Just you and your bike – take it on a thrilling ride down an unspoiled mountain landscape. Make your way through thick forests, narrow trails and wild rivers. Race, jump, slide and try not to crash – all the way from the peak to the valley!
The oversaturated indie market is both a blessing and a curse. On one hand, creators fight for attention and exposure, shoulder to shoulder with the next ‘me too’ title. On the other hand; it is easier to stand out and make an impact should you have something a little different and remarkable.
Lonely Mountains does just that. A game with a simple premise, executed remarkably well. Ideas are a dime a dozen, execution is everything.
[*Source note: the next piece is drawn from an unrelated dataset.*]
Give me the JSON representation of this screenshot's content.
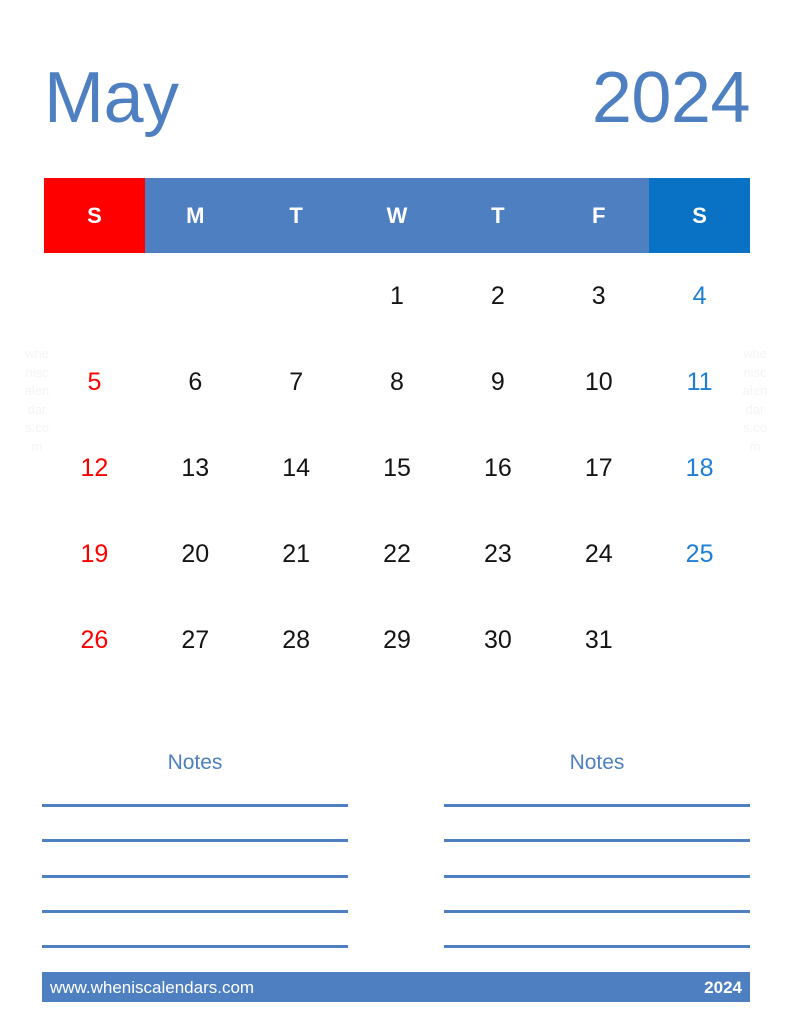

And from the first shared screen shot indie developer Megagon Industries had the audience in their pocket.
Lonely mountains: Downhill is a single player Mountain biking action game where, at your own leisure, you make your way down a precarious mountain, managing your accelerator and brake to traverse entertaining courses.
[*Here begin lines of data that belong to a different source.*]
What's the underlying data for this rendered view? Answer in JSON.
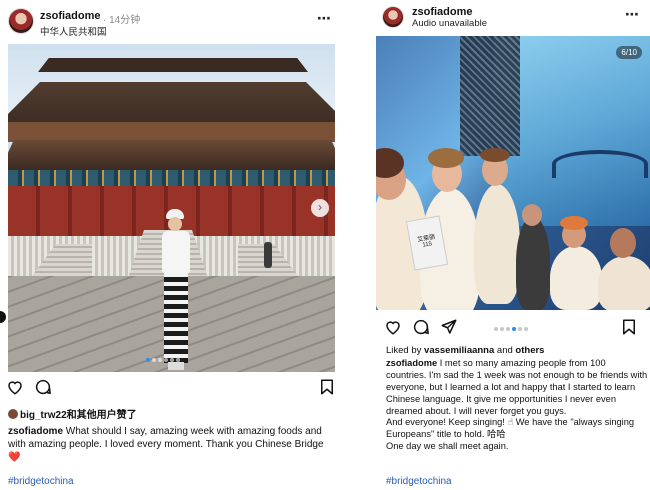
{
  "left_post": {
    "username": "zsofiadome",
    "time": "· 14分钟",
    "location": "中华人民共和国",
    "more_icon": "⋯",
    "next_icon": "›",
    "liked_by": "big_trw22和其他用户赞了",
    "caption_user": "zsofiadome",
    "caption_text": "What should I say, amazing week with amazing foods and with amazing people. I loved every moment. Thank you Chinese Bridge",
    "caption_heart": "❤️",
    "hashtag": "#bridgetochina",
    "carousel_dots": 6,
    "carousel_active": 0
  },
  "right_post": {
    "username": "zsofiadome",
    "audio": "Audio unavailable",
    "more_icon": "⋯",
    "slide_counter": "6/10",
    "badge_name": "艾莱丽",
    "badge_number": "115",
    "liked_prefix": "Liked by ",
    "liked_user": "vassemiliaanna",
    "liked_middle": " and ",
    "liked_others": "others",
    "caption_user": "zsofiadome",
    "caption_text": "I met so many amazing people from 100 countries. I'm sad the 1 week was not enough to be friends with everyone, but I learned a lot and happy that I started to learn Chinese language. It give me opportunities I never even dreamed about. I will never forget you guys.",
    "caption_line2": "And everyone! Keep singing! ☝ We have the \"always singing Europeans\" title to hold. 哈哈",
    "caption_line3": "One day we shall meet again.",
    "hashtag": "#bridgetochina",
    "carousel_dots": 6,
    "carousel_active": 3
  },
  "colors": {
    "accent_blue": "#2d8cf0",
    "hashtag_blue": "#2a5db0",
    "heart_red": "#e02a3a"
  },
  "icons": {
    "left_actions": [
      "heart-icon",
      "comment-icon",
      "bookmark-icon"
    ],
    "right_actions": [
      "heart-icon",
      "comment-icon",
      "share-icon",
      "bookmark-icon"
    ]
  }
}
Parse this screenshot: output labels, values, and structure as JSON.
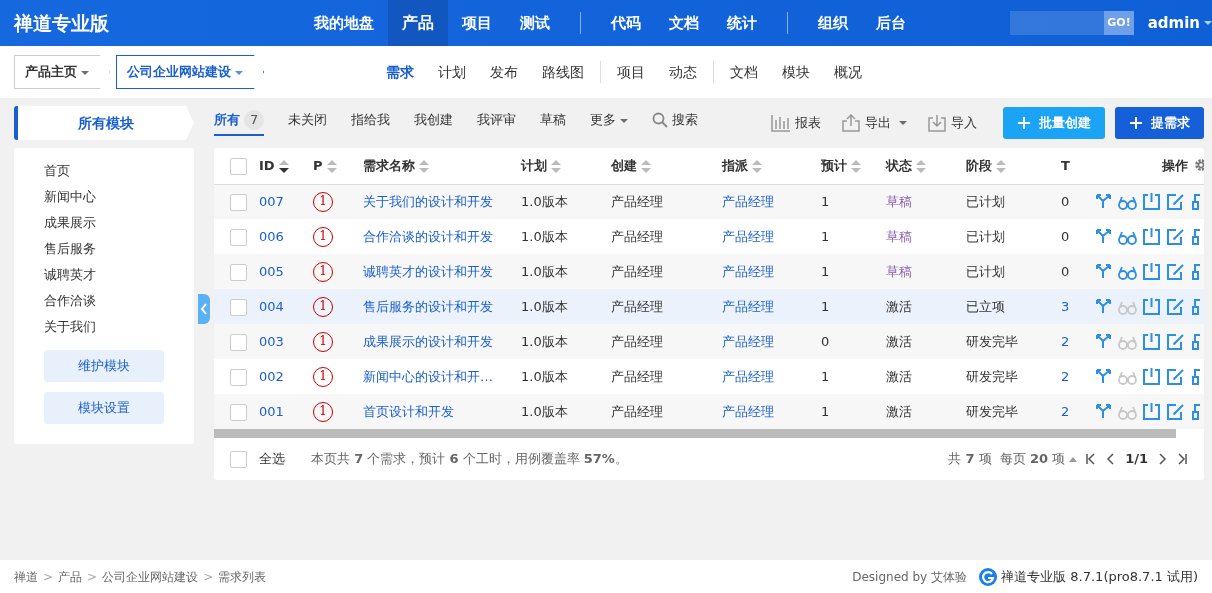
{
  "brand": "禅道专业版",
  "main_nav": [
    [
      {
        "label": "我的地盘",
        "selected": false
      },
      {
        "label": "产品",
        "selected": true
      },
      {
        "label": "项目",
        "selected": false
      },
      {
        "label": "测试",
        "selected": false
      }
    ],
    [
      {
        "label": "代码",
        "selected": false
      },
      {
        "label": "文档",
        "selected": false
      },
      {
        "label": "统计",
        "selected": false
      }
    ],
    [
      {
        "label": "组织",
        "selected": false
      },
      {
        "label": "后台",
        "selected": false
      }
    ]
  ],
  "search": {
    "button": "GO!"
  },
  "user": "admin",
  "breadcrumb_menus": [
    {
      "label": "产品主页",
      "selected": false
    },
    {
      "label": "公司企业网站建设",
      "selected": true
    }
  ],
  "sub_nav": [
    [
      {
        "label": "需求",
        "selected": true
      },
      {
        "label": "计划",
        "selected": false
      },
      {
        "label": "发布",
        "selected": false
      },
      {
        "label": "路线图",
        "selected": false
      }
    ],
    [
      {
        "label": "项目",
        "selected": false
      },
      {
        "label": "动态",
        "selected": false
      }
    ],
    [
      {
        "label": "文档",
        "selected": false
      },
      {
        "label": "模块",
        "selected": false
      },
      {
        "label": "概况",
        "selected": false
      }
    ]
  ],
  "sidebar": {
    "title": "所有模块",
    "items": [
      "首页",
      "新闻中心",
      "成果展示",
      "售后服务",
      "诚聘英才",
      "合作洽谈",
      "关于我们"
    ],
    "buttons": [
      "维护模块",
      "模块设置"
    ]
  },
  "filters": [
    {
      "label": "所有",
      "count": "7",
      "selected": true,
      "kind": "tab"
    },
    {
      "label": "未关闭",
      "selected": false,
      "kind": "tab"
    },
    {
      "label": "指给我",
      "selected": false,
      "kind": "tab"
    },
    {
      "label": "我创建",
      "selected": false,
      "kind": "tab"
    },
    {
      "label": "我评审",
      "selected": false,
      "kind": "tab"
    },
    {
      "label": "草稿",
      "selected": false,
      "kind": "tab"
    },
    {
      "label": "更多",
      "selected": false,
      "kind": "dropdown"
    },
    {
      "label": "搜索",
      "selected": false,
      "kind": "search"
    }
  ],
  "toolbar": [
    {
      "label": "报表",
      "kind": "report"
    },
    {
      "label": "导出",
      "kind": "export"
    },
    {
      "label": "导入",
      "kind": "import"
    }
  ],
  "actions": [
    {
      "label": "批量创建",
      "kind": "secondary"
    },
    {
      "label": "提需求",
      "kind": "primary"
    }
  ],
  "table": {
    "header_checked": false,
    "columns": [
      {
        "label": "ID",
        "sorted": true
      },
      {
        "label": "P",
        "sorted": false
      },
      {
        "label": "需求名称",
        "sorted": false
      },
      {
        "label": "计划",
        "sorted": false
      },
      {
        "label": "创建",
        "sorted": false
      },
      {
        "label": "指派",
        "sorted": false
      },
      {
        "label": "预计",
        "sorted": false
      },
      {
        "label": "状态",
        "sorted": false
      },
      {
        "label": "阶段",
        "sorted": false
      },
      {
        "label": "T"
      },
      {
        "label": "操作"
      }
    ],
    "rows": [
      {
        "id": "007",
        "pri": "1",
        "title": "关于我们的设计和开发",
        "plan": "1.0版本",
        "creator": "产品经理",
        "assigned": "产品经理",
        "estimate": "1",
        "status": {
          "text": "草稿",
          "color": "#8b5fb0"
        },
        "stage": "已计划",
        "tasks": "0",
        "tasks_link": false,
        "review_disabled": false,
        "highlighted": false,
        "checked": false
      },
      {
        "id": "006",
        "pri": "1",
        "title": "合作洽谈的设计和开发",
        "plan": "1.0版本",
        "creator": "产品经理",
        "assigned": "产品经理",
        "estimate": "1",
        "status": {
          "text": "草稿",
          "color": "#8b5fb0"
        },
        "stage": "已计划",
        "tasks": "0",
        "tasks_link": false,
        "review_disabled": false,
        "highlighted": false,
        "checked": false
      },
      {
        "id": "005",
        "pri": "1",
        "title": "诚聘英才的设计和开发",
        "plan": "1.0版本",
        "creator": "产品经理",
        "assigned": "产品经理",
        "estimate": "1",
        "status": {
          "text": "草稿",
          "color": "#8b5fb0"
        },
        "stage": "已计划",
        "tasks": "0",
        "tasks_link": false,
        "review_disabled": false,
        "highlighted": false,
        "checked": false
      },
      {
        "id": "004",
        "pri": "1",
        "title": "售后服务的设计和开发",
        "plan": "1.0版本",
        "creator": "产品经理",
        "assigned": "产品经理",
        "estimate": "1",
        "status": {
          "text": "激活"
        },
        "stage": "已立项",
        "tasks": "3",
        "tasks_link": true,
        "review_disabled": true,
        "highlighted": true,
        "checked": false
      },
      {
        "id": "003",
        "pri": "1",
        "title": "成果展示的设计和开发",
        "plan": "1.0版本",
        "creator": "产品经理",
        "assigned": "产品经理",
        "estimate": "0",
        "status": {
          "text": "激活"
        },
        "stage": "研发完毕",
        "tasks": "2",
        "tasks_link": true,
        "review_disabled": true,
        "highlighted": false,
        "checked": false
      },
      {
        "id": "002",
        "pri": "1",
        "title": "新闻中心的设计和开…",
        "plan": "1.0版本",
        "creator": "产品经理",
        "assigned": "产品经理",
        "estimate": "1",
        "status": {
          "text": "激活"
        },
        "stage": "研发完毕",
        "tasks": "2",
        "tasks_link": true,
        "review_disabled": true,
        "highlighted": false,
        "checked": false
      },
      {
        "id": "001",
        "pri": "1",
        "title": "首页设计和开发",
        "plan": "1.0版本",
        "creator": "产品经理",
        "assigned": "产品经理",
        "estimate": "1",
        "status": {
          "text": "激活"
        },
        "stage": "研发完毕",
        "tasks": "2",
        "tasks_link": true,
        "review_disabled": true,
        "highlighted": false,
        "checked": false
      }
    ]
  },
  "table_footer": {
    "select_all": "全选",
    "select_all_checked": false,
    "summary": "本页共 **7** 个需求，预计 **6** 个工时，用例覆盖率 **57%**。",
    "total": "共 **7** 项",
    "per_page": "每页 **20** 项",
    "page": "1/1"
  },
  "footer": {
    "breadcrumb": [
      {
        "label": "禅道"
      },
      {
        "separator": ">",
        "label": "产品"
      },
      {
        "separator": ">",
        "label": "公司企业网站建设"
      },
      {
        "separator": ">",
        "label": "需求列表"
      }
    ],
    "designed_by": "Designed by",
    "designer": "艾体验",
    "version": "禅道专业版 8.7.1(pro8.7.1 试用)"
  }
}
I was fortunate enough to get my hands on a media demo and spend some time shredding the mountain. And though the game is early in development, it’s quite clear that it brewed up a winning formula.
There are 2 key hooks at play here:
The visuals are the first. Low poly is nothing new, in-fact I’d say it’s utterly played out, with the past 3 years seeing a prevalence for low poly modelling in the indie market (partially due to the more accessible / cost effective nature of the technique). However, it’s the texturing style and attention to detail that brought Lonely Mountains low poly models into a fresh new light.
The theme of biking is the second and very powerful Hook, you see, they tapped into a niche gaming genre. But a hugely popular real world obsession. Biking/ cycling / mountain-biking, people love bikes!
The die hard fans of biking who happen to play games will become instant fans, as there just aren’t many, if any, games that cover this sport. The last time I played a biking game was probably the BMX stage of California Games on the NES.
Game Design, and by that I mean the level design, is the glue that binds it all together. Though I have not played enough of the game to give an accurate account of the game design, it played well – capturing the essence of the ‘Easy to learn, but hard to master’ philosophy. I wiped out a stack of times, in-fact the first few corners snagged me at least a dozen times. But I was learning, and more importantly I was having fun.
With that said, the gameplay mechanic is a simple one; steer, brake, speed up. There were no tricks that I could see, or any advertised ‘advanced techniques’. It’s up to the player to form their own strategies, and decide how they choose to approach each track – essentially play it safe, or fly off the edge of the chicane.
Unsurprisingly they have reached their Kickstarter campaign goal with days to spare. Now is a perfect opportunity to be part of this project and reserve yourself a copy at a backers price.
Megagon Industries have also made available a 1 minute demo through their website, so do check that out!